# hmm how is it possible

Discussion in 'Hardware Rumors' started by phantommaul, May 15, 2002.

1. ### phantommaul macrumors member

Joined:
Jan 8, 2002
Location:
istanbul,Turkey
#1
i have witnessed everyone complaining about the 133 system bus ( the general idea for them are out of date)

but this quote is taken from the specifications of XServe and they say it has the capacity of 1GB/s

and now i ask u (because i really dont know)
how could this happen (teach me the principal of system bus)
because i dont see any slow transfer times here

2. ### macstudent macrumors 6502

Joined:
Feb 12, 2002
Location:
Milwaukee, WI
3. ### sturm375 macrumors 6502

Joined:
Jan 8, 2002
Location:
Bakersfield, CA
#3
System Bus

I don't pretend to know everything about this issue, but I think I can supply you with some information.

There are several different areas that comprise the System Bus. I think what they are talking about here is the bus from the processor(s) and the RAM. Since we are talking about DDR RAM here, the data path into and out of the RAM is 128-bits wide. Actually that is 64-bit one way and 64-bit the other way. So Idealy we are talking about a theoretical maximum data throughput on this specific bus of 8.5 Gb/s. To get that you take the number of cycles in each second (133,000,000=133 MHz) and multiply that by 64 (the number of bit streams. Now remember I said 8.5 Gb/s, not GB/s, Gb=Giga-bit, GB=Giga-Byte. 1 Byte=8 bits, so you are about 1 GB/s real world transfer.

Now I left out a few things to get to the number Apple posted. If we were really talking about a completely 128-bit bus to DDR memory, the number would be much greater.

DDR=1 Write+1 Read each clock cycle (which is where they get the DDR 266 {2x133=266})

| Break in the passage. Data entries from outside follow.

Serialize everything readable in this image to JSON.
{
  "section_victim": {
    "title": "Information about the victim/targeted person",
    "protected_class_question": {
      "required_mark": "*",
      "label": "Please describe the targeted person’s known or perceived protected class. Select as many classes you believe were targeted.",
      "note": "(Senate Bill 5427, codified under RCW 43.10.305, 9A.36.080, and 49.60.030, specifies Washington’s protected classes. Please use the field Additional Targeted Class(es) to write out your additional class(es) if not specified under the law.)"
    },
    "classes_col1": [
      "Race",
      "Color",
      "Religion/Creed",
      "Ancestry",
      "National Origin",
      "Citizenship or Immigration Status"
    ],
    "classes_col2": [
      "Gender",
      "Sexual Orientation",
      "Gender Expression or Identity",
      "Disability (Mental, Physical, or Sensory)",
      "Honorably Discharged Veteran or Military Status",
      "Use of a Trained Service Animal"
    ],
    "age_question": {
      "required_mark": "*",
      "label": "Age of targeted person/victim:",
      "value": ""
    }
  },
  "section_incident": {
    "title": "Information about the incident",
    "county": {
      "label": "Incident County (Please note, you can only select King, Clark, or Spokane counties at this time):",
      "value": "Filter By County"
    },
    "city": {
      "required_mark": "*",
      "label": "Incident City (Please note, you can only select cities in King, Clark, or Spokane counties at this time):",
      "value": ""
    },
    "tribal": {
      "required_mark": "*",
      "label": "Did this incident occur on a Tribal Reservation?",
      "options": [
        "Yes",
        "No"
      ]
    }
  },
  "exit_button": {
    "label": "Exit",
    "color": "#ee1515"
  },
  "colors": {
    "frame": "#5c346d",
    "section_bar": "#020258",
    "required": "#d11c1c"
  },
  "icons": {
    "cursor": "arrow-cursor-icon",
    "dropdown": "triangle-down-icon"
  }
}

Now we are looking at a theoritical max of 17 Gb/s or 2.1 GB/s. However this is not a perfect system as the processor(s) are still 32-bit.

That is the main bus, and the one I think they are referencing in the ad. But don't forget there is much more going on in a computer than just processor to RAM. You can't forget about the PCI bus, IO bus (keyboard, mouse, USB, serial, ethernet, video), and HD bus.

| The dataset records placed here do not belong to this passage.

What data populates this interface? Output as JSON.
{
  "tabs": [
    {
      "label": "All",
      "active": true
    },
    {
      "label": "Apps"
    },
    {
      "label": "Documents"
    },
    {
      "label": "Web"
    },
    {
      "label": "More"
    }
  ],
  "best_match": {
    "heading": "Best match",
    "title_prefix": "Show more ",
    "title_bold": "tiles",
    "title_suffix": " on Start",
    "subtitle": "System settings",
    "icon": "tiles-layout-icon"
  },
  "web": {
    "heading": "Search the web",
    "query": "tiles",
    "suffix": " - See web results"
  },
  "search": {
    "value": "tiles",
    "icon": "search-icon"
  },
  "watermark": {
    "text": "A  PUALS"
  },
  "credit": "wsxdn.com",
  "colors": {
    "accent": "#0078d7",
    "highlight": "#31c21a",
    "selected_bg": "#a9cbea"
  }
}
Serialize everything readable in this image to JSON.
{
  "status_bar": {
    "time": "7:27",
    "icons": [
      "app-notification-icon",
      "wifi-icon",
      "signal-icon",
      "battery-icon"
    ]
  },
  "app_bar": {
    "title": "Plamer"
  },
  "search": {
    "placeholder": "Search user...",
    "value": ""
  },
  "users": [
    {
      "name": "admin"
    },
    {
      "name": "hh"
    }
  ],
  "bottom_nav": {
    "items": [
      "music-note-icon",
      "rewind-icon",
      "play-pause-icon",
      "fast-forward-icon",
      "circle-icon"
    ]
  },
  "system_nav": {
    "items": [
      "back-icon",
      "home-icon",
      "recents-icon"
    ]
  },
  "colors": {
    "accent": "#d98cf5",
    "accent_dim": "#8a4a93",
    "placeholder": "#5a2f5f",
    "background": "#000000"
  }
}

Right now the slowest part of your computer is the Disk. The fastest IDE is now at 133 MB/s burst speed. And that is only one direction. These machines (Xserve) use ATA 100 Hard drives, which have a burst speed of 100 MB/s, and since they are IDE, you can only access one disk at a time. That is where SCSI excels. With an array of SCSI disks, you can have data going in and comming out of all hard drives at the same time. I think their data transfer rate is slightly faster as well.

I hope this helps

4. ### Catfish_Man macrumors 68030

Joined:
Sep 13, 2001
Location:
Portland, OR
#4
Re: hmm how is it possible

Well, to give you an idea of the competition, an AthlonXP's bus does 2.1Gb/sec, A new P4's does 4.2, a GeForce4 Ti does 10.2, and a Matrox Parhelia does 20. 133MHz Single Data Rate is approximately enough to completely handle a single 533MHz G4+, without anything else using the bus. So the ideal bus for the current dual 1GHz G4s would be something that runs at the same speed as the Pentium 4's bus (the P4 actually has a dual channel double data rate 133MHz bus, for 4x the effective bandwidth). A 500MHz RapidIO bus (speculated for the G5) would fit the job quite nicely.

5. ### wrylachlan macrumors regular

Joined:
Jan 25, 2002
#5
Re: Re: hmm how is it possible

This is all true, but because a 533 G4 can max out the bus doesn't mean it will all the time or even most of the time. Nor does it mean that if a 533 can max out the bus that a DP 1Ghz is bottlenecked to 1/4 it's potential by the bus. The fact is that in a well designed system, the vast majority of the info the chip is going to need to keep itself busy is available in cache.

In fact, the G4 is much more efficient at using its cache than x86 chips, which is why apple has waited so long to go to DDR. If Apple was using AMD or Intel chips they would have been forced to go to DDR long ago.

Please note that I am not saying I don't want a faster bus. I do. But I am under no delusion that doubling the bus speed will double the speed of all my applications.

Also, for a frame of reference, a DV stream does not fill up the 400MBps firewire, so a slightly more than 1GBps bus could essentially pass three full DV streams across it at once. If the chip could do the math that fast, the bus would provide it plenty of bandwith to do green-screening in realtime. That is already a lot of power.

I think Apple is taking its time because it is being realistic about the cost/benefit ratio. Not that I can't want the moon. I do want the moon and my RapidIO bus (though Hypertransport would be better IMHO).